WHAT TO PRODUCE: List all lines of the data that include the string "this".

RECORDS SHOWN:

• • • • •

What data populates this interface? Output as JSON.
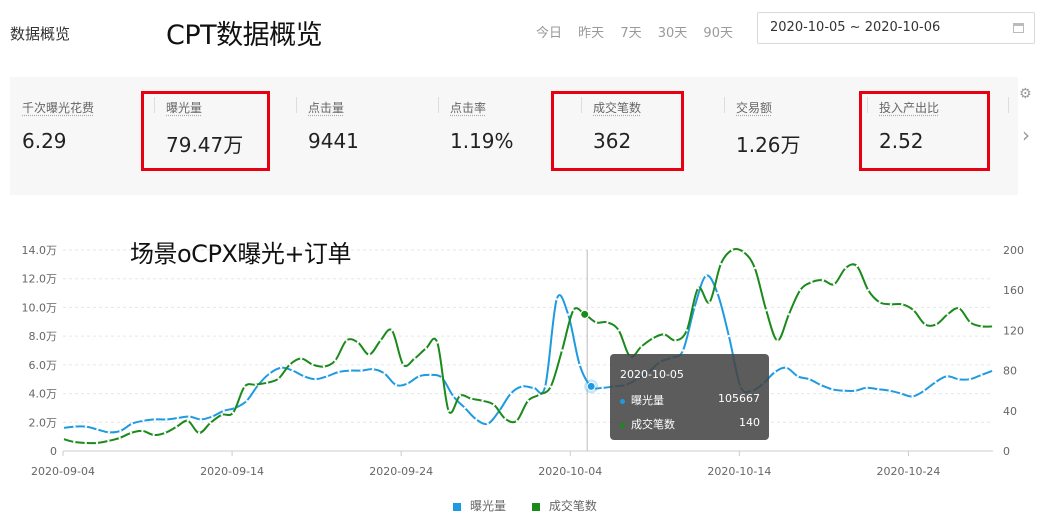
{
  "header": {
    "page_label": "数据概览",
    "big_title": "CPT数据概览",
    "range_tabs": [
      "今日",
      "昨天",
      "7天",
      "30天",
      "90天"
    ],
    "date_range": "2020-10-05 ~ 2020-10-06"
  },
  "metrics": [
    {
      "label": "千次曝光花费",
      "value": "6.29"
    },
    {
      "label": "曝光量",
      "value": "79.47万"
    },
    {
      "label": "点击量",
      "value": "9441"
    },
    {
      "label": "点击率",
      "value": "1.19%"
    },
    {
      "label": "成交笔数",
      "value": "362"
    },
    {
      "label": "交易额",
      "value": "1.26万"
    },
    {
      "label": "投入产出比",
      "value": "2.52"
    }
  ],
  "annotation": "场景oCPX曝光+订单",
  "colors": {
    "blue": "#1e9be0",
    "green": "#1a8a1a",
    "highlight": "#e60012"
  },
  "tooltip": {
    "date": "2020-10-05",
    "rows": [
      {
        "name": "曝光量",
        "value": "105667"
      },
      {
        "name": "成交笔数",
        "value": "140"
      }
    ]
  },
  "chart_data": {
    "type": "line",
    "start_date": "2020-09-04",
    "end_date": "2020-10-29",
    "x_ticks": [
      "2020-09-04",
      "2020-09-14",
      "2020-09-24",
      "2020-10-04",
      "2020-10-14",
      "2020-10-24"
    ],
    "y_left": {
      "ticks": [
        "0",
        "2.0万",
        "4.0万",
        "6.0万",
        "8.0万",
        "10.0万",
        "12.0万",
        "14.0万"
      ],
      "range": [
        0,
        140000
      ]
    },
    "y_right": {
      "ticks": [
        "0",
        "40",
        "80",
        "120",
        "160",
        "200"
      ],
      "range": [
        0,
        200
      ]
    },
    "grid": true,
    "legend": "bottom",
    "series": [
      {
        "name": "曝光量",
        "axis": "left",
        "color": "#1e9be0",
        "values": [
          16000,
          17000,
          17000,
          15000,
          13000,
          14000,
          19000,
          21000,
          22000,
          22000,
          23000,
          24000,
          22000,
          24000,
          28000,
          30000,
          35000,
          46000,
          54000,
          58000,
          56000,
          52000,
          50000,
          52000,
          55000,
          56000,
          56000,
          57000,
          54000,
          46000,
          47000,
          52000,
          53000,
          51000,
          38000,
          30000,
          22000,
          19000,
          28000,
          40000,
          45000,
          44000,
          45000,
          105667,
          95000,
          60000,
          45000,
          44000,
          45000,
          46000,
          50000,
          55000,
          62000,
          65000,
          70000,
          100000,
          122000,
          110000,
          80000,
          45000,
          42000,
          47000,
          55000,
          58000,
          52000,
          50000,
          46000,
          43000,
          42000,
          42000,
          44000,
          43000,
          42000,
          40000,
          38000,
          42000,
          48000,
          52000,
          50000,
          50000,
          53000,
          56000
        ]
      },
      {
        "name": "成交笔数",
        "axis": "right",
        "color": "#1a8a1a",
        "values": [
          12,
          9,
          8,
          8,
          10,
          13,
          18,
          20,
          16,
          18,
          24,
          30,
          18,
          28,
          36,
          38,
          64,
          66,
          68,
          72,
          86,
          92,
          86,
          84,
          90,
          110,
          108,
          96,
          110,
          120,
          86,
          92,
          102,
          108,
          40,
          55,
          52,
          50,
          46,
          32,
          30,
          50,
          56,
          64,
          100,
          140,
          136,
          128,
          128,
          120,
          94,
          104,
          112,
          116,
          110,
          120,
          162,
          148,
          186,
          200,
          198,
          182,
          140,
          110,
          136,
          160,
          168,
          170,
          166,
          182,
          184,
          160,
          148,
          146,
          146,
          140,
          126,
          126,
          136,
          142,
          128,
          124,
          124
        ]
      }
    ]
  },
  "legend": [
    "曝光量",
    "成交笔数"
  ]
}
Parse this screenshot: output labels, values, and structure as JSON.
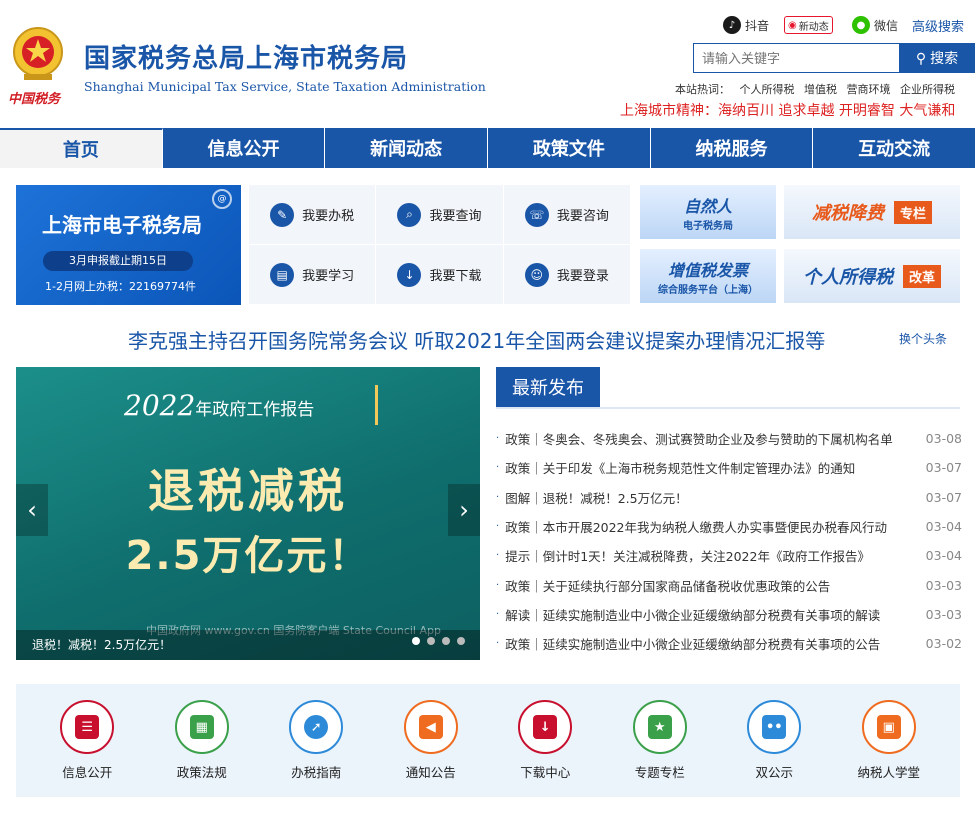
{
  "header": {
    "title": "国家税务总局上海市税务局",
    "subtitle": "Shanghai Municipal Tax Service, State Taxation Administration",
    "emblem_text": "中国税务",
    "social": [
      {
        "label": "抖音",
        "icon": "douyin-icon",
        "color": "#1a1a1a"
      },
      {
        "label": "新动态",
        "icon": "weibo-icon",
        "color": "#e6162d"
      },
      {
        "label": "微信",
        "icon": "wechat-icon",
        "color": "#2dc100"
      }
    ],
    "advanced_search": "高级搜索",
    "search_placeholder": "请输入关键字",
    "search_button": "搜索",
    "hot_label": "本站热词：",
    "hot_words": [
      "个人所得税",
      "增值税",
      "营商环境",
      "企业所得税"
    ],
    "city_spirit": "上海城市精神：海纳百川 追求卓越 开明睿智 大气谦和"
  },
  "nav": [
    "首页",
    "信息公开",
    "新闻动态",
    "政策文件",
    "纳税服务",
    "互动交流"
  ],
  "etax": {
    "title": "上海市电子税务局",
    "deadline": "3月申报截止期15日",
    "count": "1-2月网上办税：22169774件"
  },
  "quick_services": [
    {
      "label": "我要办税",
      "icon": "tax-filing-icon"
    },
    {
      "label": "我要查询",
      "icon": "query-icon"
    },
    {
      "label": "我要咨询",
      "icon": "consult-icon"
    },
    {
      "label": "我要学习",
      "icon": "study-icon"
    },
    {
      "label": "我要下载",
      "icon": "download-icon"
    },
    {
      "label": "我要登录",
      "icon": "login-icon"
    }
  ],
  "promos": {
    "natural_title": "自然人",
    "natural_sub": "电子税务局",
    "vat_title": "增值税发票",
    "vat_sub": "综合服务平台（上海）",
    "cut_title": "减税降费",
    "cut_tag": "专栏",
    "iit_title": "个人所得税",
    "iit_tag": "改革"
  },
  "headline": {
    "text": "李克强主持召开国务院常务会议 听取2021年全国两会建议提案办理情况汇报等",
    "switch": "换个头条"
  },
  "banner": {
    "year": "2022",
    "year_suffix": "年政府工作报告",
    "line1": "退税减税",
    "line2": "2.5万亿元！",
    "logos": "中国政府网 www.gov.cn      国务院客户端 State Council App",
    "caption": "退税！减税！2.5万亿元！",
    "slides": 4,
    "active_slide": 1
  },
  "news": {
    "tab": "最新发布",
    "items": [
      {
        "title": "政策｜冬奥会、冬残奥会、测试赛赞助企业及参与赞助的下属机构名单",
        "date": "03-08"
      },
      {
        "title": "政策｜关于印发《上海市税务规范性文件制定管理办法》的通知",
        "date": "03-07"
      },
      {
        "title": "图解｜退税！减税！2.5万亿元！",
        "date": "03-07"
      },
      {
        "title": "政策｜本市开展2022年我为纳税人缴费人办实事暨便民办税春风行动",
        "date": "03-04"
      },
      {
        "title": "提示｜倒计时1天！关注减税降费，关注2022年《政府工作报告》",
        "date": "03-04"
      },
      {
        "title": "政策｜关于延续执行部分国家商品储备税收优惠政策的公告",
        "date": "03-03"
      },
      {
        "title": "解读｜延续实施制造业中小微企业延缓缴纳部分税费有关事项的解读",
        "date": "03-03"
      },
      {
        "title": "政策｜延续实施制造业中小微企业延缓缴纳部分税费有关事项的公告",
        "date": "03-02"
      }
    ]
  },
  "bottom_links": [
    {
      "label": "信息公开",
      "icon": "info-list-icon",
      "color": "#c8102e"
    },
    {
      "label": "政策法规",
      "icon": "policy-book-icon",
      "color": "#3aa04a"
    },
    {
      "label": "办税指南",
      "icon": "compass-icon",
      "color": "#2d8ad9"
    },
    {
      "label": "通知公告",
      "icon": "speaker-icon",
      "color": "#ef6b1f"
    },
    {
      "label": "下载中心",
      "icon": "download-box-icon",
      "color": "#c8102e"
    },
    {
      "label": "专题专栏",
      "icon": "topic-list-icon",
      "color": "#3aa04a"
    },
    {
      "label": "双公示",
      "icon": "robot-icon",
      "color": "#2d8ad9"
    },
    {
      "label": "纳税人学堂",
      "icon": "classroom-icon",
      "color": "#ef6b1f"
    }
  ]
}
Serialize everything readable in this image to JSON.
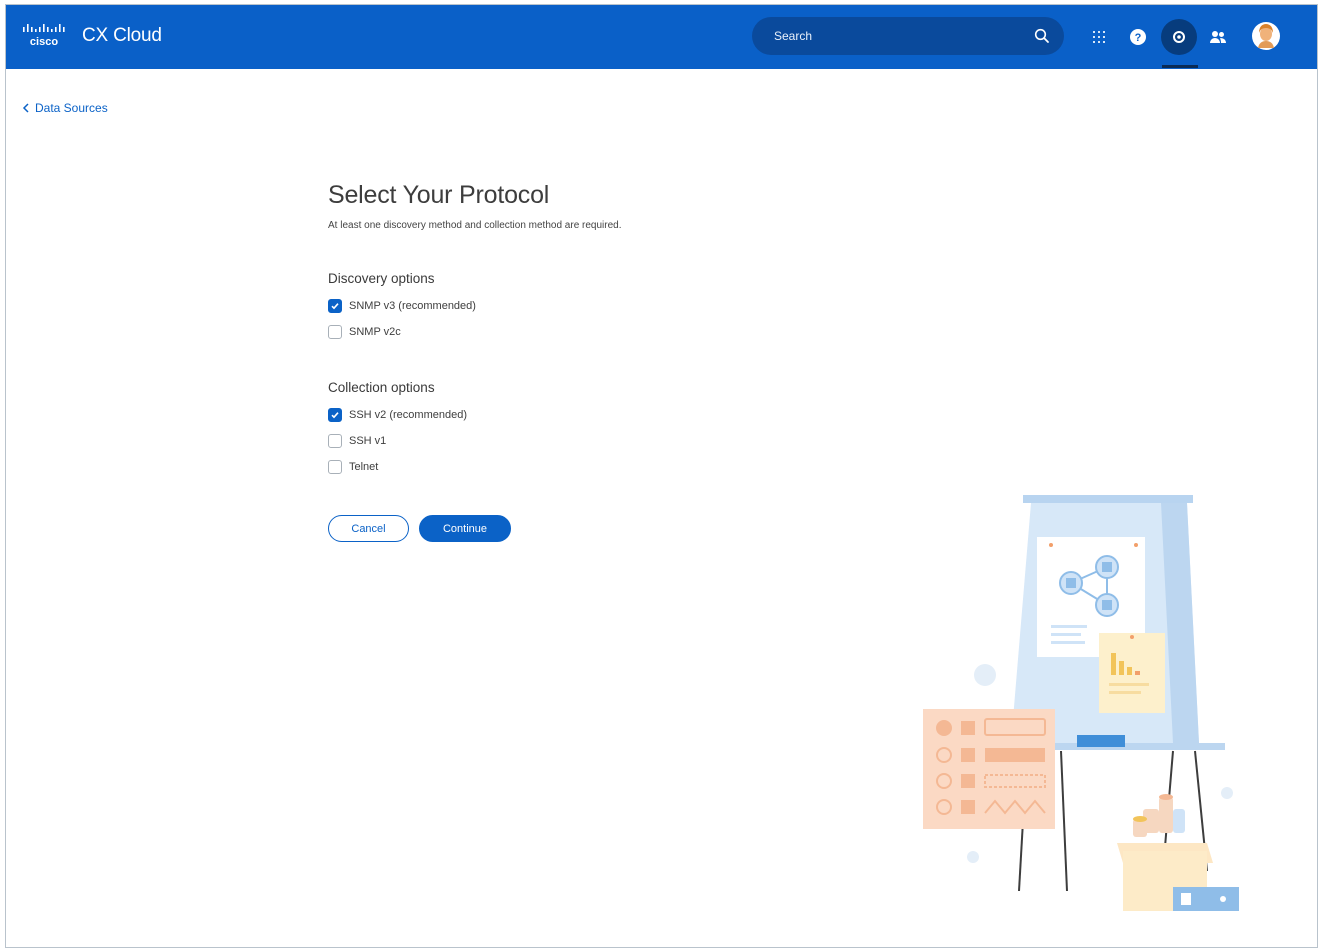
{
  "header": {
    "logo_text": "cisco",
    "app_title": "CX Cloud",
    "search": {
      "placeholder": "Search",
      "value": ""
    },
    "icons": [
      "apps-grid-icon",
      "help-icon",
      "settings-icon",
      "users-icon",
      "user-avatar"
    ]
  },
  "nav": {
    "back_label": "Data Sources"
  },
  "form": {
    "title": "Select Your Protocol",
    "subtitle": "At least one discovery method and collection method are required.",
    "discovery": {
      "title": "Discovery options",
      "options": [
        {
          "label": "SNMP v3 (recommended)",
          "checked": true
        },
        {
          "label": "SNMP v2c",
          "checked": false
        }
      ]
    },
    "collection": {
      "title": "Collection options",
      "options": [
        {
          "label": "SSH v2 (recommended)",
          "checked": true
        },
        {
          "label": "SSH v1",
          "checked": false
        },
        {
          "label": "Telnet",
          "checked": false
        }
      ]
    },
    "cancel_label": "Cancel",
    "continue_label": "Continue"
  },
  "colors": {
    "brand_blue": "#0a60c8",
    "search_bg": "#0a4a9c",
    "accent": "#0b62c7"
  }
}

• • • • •

TASK RESULT:
What data populates this interface? Output as JSON.
Parse this screenshot: output labels, values, and structure as JSON.
Serialize everything readable in this image to JSON.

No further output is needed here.